But they’ve shown there’s no need to be treated with kid gloves, that redshirting is for the minor leagues. Tatum hasn’t gotten the extra publicity of Utah’s Donovan Mitchell and Philadelphia’s Ben Simmons, but he’s not to be forgotten about in the playoff equation.

Brown had the benefit of being a rookie for the Celtics last season, and was more bystander than active participant.

But he’s still 21 years old, months younger than Mitchell and Simmons.

The two frontrunners for Rookie of the Year are certainly franchise players, and although they have major help on their respective rosters by way of veterans or fellow phenoms, one could argue the Utah Jazz and Philadelphia 76ers would have made the playoffs regardless.
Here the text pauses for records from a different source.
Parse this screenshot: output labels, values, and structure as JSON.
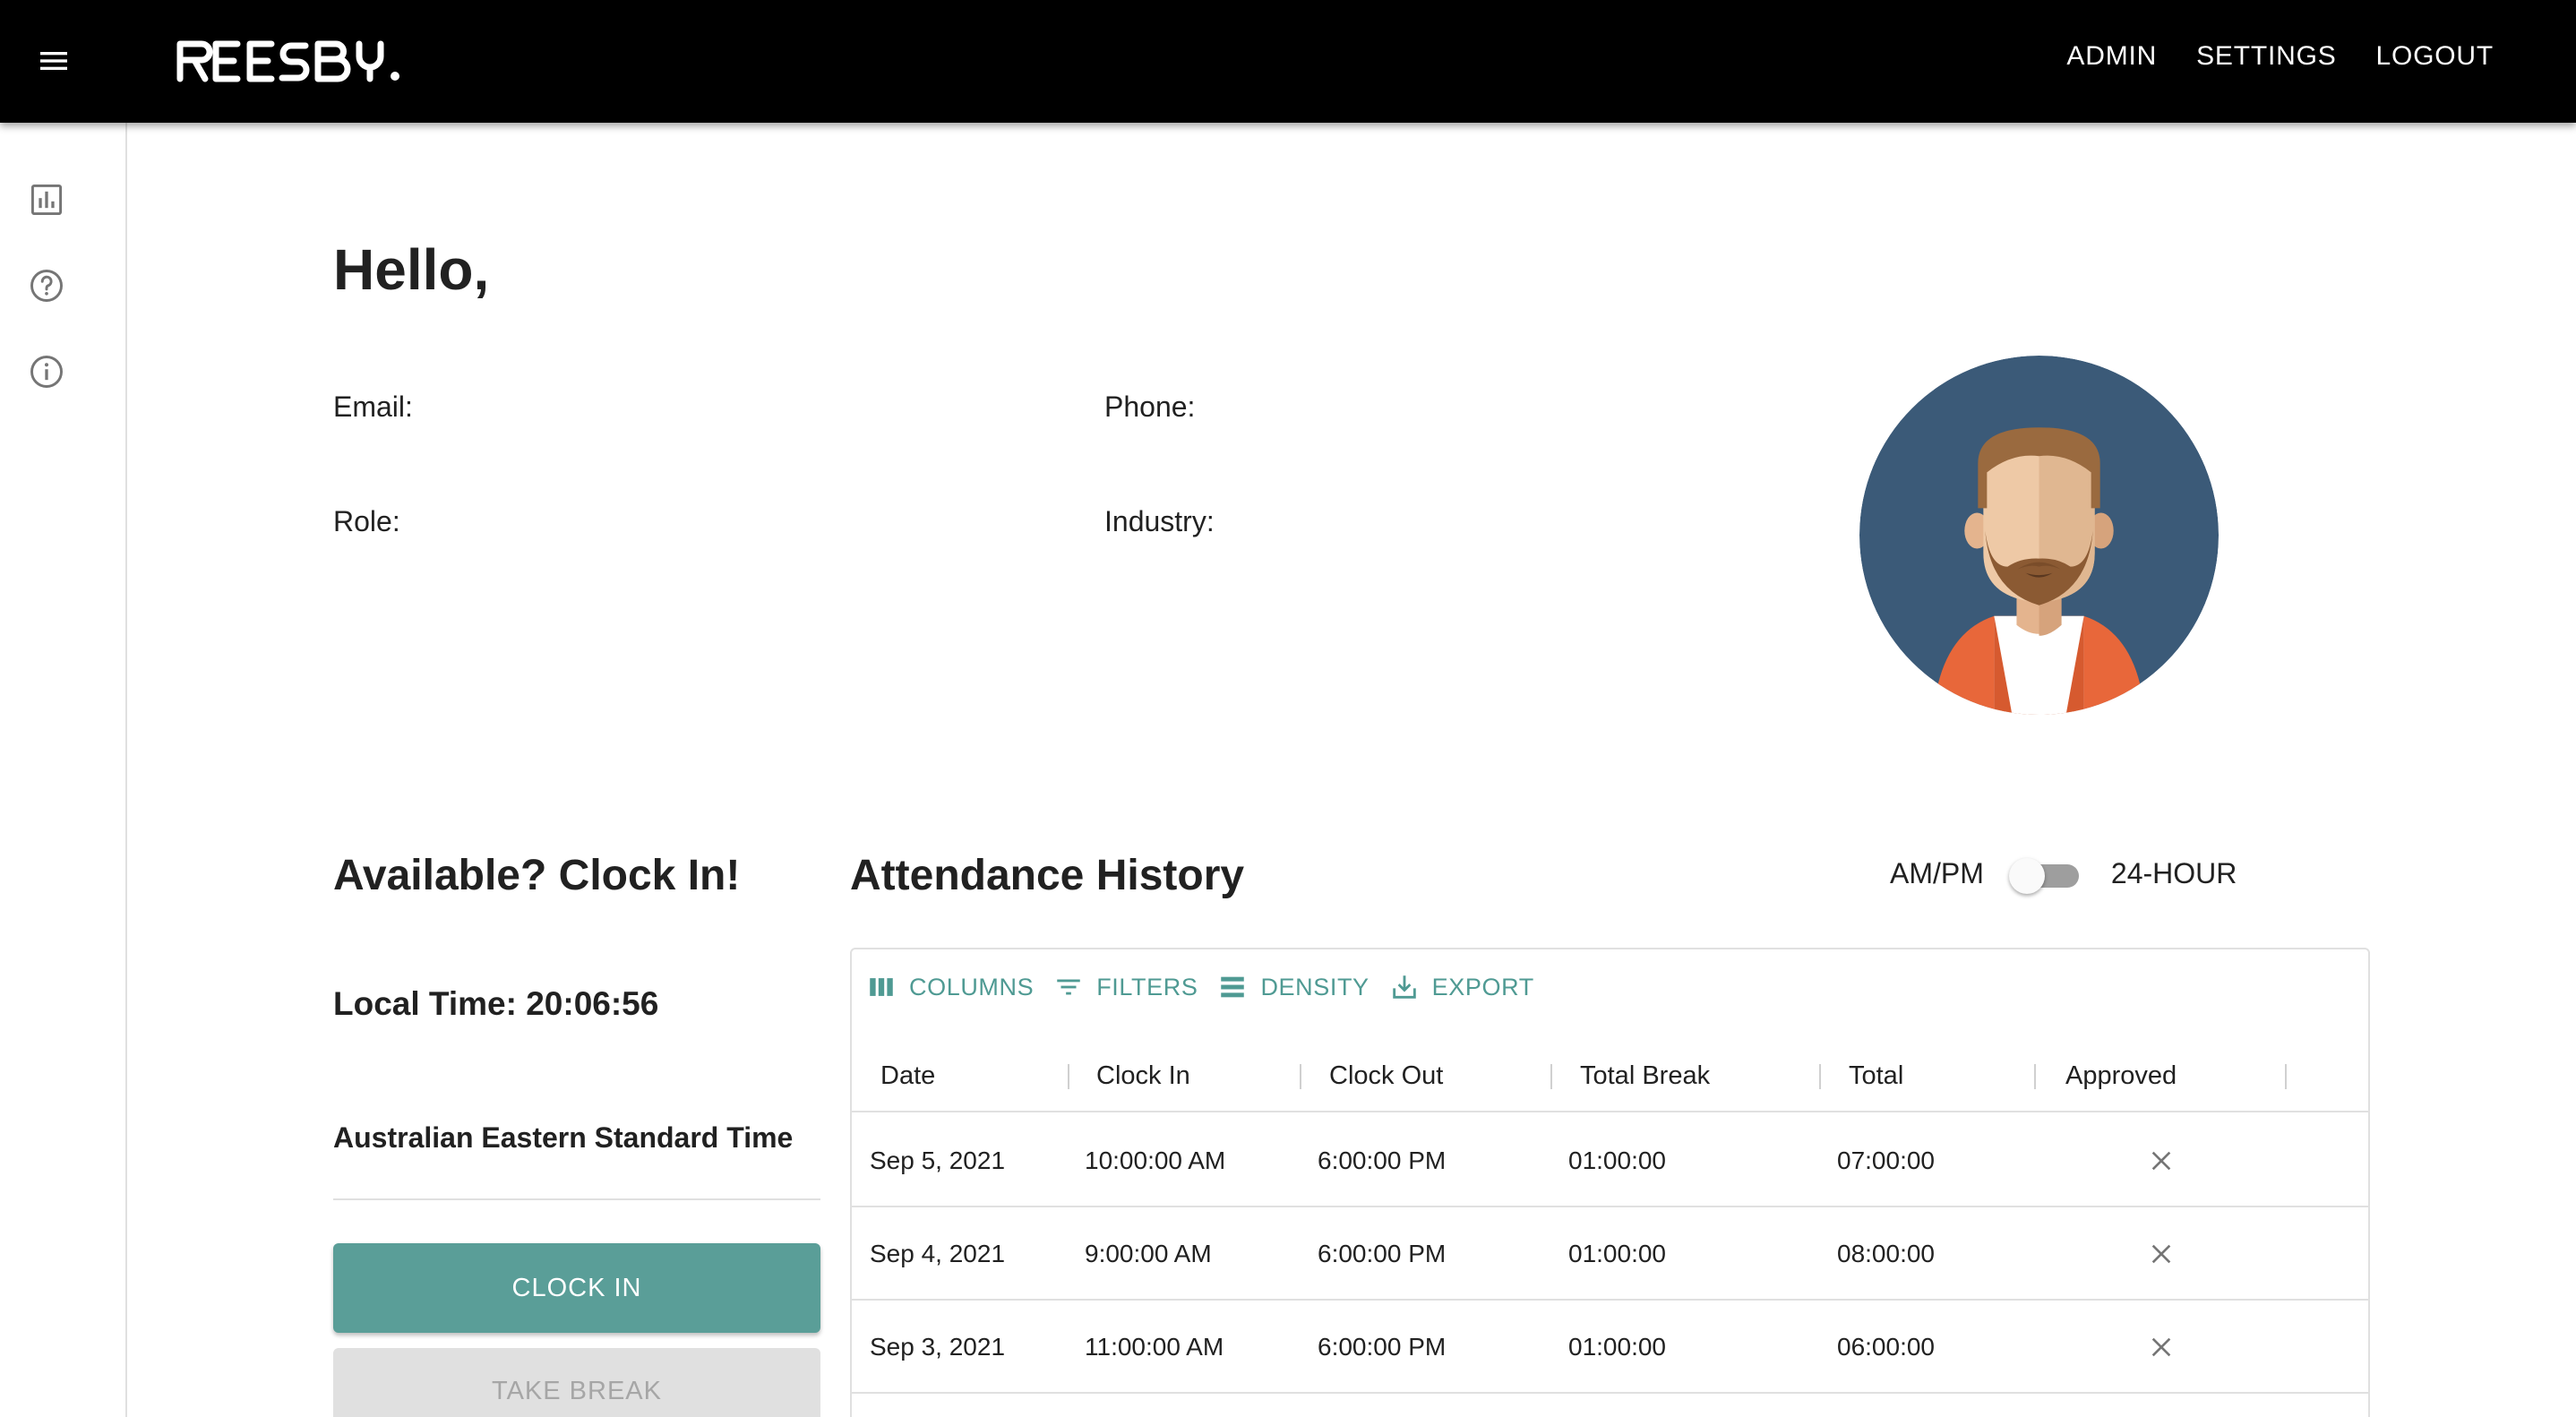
{
  "appbar": {
    "logo_text": "REESBY.",
    "nav": [
      "ADMIN",
      "SETTINGS",
      "LOGOUT"
    ]
  },
  "rail": {
    "icons": [
      "bar-chart-icon",
      "help-circle-icon",
      "info-circle-icon"
    ]
  },
  "profile": {
    "greeting": "Hello,",
    "email_label": "Email:",
    "phone_label": "Phone:",
    "role_label": "Role:",
    "industry_label": "Industry:"
  },
  "clock": {
    "title": "Available? Clock In!",
    "local_time_label": "Local Time: ",
    "local_time": "20:06:56",
    "timezone": "Australian Eastern Standard Time",
    "clock_in_label": "CLOCK IN",
    "take_break_label": "TAKE BREAK"
  },
  "attendance": {
    "title": "Attendance History",
    "toggle_left": "AM/PM",
    "toggle_right": "24-HOUR",
    "toggle_on": false,
    "toolbar": [
      "COLUMNS",
      "FILTERS",
      "DENSITY",
      "EXPORT"
    ],
    "columns": [
      "Date",
      "Clock In",
      "Clock Out",
      "Total Break",
      "Total",
      "Approved"
    ],
    "rows": [
      {
        "date": "Sep 5, 2021",
        "clock_in": "10:00:00 AM",
        "clock_out": "6:00:00 PM",
        "total_break": "01:00:00",
        "total": "07:00:00",
        "approved": false
      },
      {
        "date": "Sep 4, 2021",
        "clock_in": "9:00:00 AM",
        "clock_out": "6:00:00 PM",
        "total_break": "01:00:00",
        "total": "08:00:00",
        "approved": false
      },
      {
        "date": "Sep 3, 2021",
        "clock_in": "11:00:00 AM",
        "clock_out": "6:00:00 PM",
        "total_break": "01:00:00",
        "total": "06:00:00",
        "approved": false
      }
    ]
  },
  "colors": {
    "appbar": "#000000",
    "accent": "#5a9e98",
    "toolbar_text": "#4f9a93",
    "avatar_bg": "#3b5a78",
    "jacket": "#e8673a"
  }
}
The playoffs used to be a place reserved for the veterans, a higher plane of air that young lungs weren’t yet prepared for.

But Simmons is posting numbers that have statisticians scrambling for box scores from the tape-delay era for reference, while Mitchell is showing the teams who passed him up they should check their scouting and decision making.
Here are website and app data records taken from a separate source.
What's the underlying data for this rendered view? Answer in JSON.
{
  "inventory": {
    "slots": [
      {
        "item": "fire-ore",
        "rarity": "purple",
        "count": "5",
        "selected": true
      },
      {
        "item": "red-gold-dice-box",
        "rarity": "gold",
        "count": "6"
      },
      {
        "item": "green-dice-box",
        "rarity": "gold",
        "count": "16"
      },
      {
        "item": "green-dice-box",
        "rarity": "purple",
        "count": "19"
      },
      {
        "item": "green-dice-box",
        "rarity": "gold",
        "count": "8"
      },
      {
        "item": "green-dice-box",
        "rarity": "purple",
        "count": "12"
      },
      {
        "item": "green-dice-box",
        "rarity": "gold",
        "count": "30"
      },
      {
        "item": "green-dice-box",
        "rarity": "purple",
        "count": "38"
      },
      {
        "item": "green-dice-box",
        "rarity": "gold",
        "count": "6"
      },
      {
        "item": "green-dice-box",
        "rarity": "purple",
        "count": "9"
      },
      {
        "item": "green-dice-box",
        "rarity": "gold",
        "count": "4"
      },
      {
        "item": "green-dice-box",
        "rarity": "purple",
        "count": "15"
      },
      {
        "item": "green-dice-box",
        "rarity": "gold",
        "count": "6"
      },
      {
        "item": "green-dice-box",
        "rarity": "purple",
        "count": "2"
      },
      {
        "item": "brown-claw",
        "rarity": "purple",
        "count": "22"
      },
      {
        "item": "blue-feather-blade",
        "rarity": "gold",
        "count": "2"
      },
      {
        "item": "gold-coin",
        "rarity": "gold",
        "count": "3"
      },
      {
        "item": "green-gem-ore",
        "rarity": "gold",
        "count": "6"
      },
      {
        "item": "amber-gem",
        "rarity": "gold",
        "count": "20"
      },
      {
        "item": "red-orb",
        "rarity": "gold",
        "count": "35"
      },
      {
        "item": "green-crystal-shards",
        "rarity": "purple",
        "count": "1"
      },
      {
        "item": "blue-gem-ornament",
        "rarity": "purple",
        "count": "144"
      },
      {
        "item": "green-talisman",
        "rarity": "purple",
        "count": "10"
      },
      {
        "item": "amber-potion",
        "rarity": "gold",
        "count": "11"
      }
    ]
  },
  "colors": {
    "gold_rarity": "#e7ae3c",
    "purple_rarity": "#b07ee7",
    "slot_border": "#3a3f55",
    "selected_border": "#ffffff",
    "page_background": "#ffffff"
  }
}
And even though we could be in store for more of the same in the Finals if LeBron James’ Cavs meet Stephen Curry’s Warriors in June, the road to get there will be filled with so many new faces sure to be more than potholes in the years to come.

Recent NBA history can’t be written without the San Antonio Spurs, Miami Heat and Oklahoma City Thunder having significant ink. But each is on the verge of going fishing, trailing 3-1 after four games.
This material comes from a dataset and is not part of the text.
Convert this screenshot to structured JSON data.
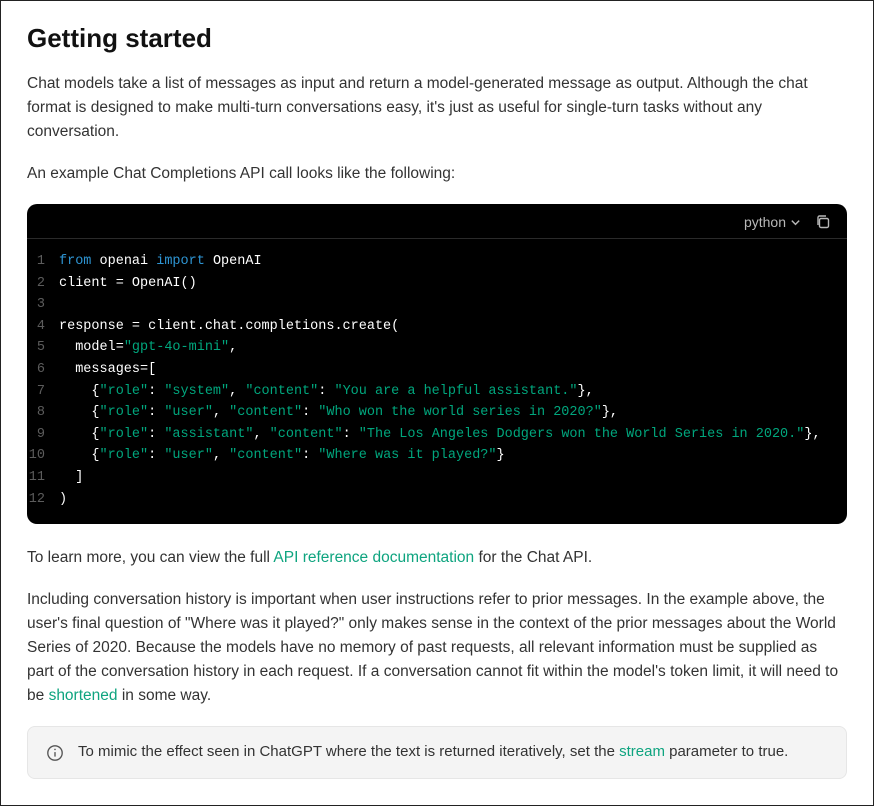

Instead, the 76ers are now darlings, the Celtics are chugging along without main cogs and the Jazz aren’t far away from catching the attention of casual fans to become must-see TV.

There’s a shift going on in the NBA, with slow-moving franchises hoping for a traditional clock on a rebuild taking the risk of being passed by those more determined, more opportunistic and unbothered by job security in the pursuit of winning now.

If you have something close to a unicorn, your house better be in order. Of the rising stars who have a level of establishment in the league’s hierarchy, only Kristaps Porzingis’ New York Knicks and Devin Booker’s Phoenix Suns are sitting on the outside of the playoff party. Porzingis is recovering from an ACL injury suffered midseason, otherwise the Knicks would have likely been in contention for a playoff spot.

The Suns, well, they’re a mess.

And it’s no coincidence both franchises are on the hunt for new coaches.

The talent pool in the NBA is so vast, its players seemingly so prepared for the transition to the professional game that the clock on franchises to wait on its players ticks louder than it ever has.

Factoring in booming salaries with young players poised to cash in on restricted free agency, franchises need answers on its young players—and they need them in the form of impact, in the form of wins.

Short of the Philadelphia 76ers’ sham and scam of the league’s rules by tanking for half a decade, it’s tough to envision a team duplicating the strategy with lottery reform on the horizon.

If done right, turnarounds can happen quicker than saving yourself a seat at the draft lottery four or five years in a row.

A correct mix of scouting, coach selection and veteran influence can put teams back in the playoff hunt quicker than before—as opposed to having similarly talented players making big money without having proven much.

For some fan bases, it represents hope.

For some front offices, you wonder if a shudder of fear is seeping into their buildings, knowing their clock is ticking.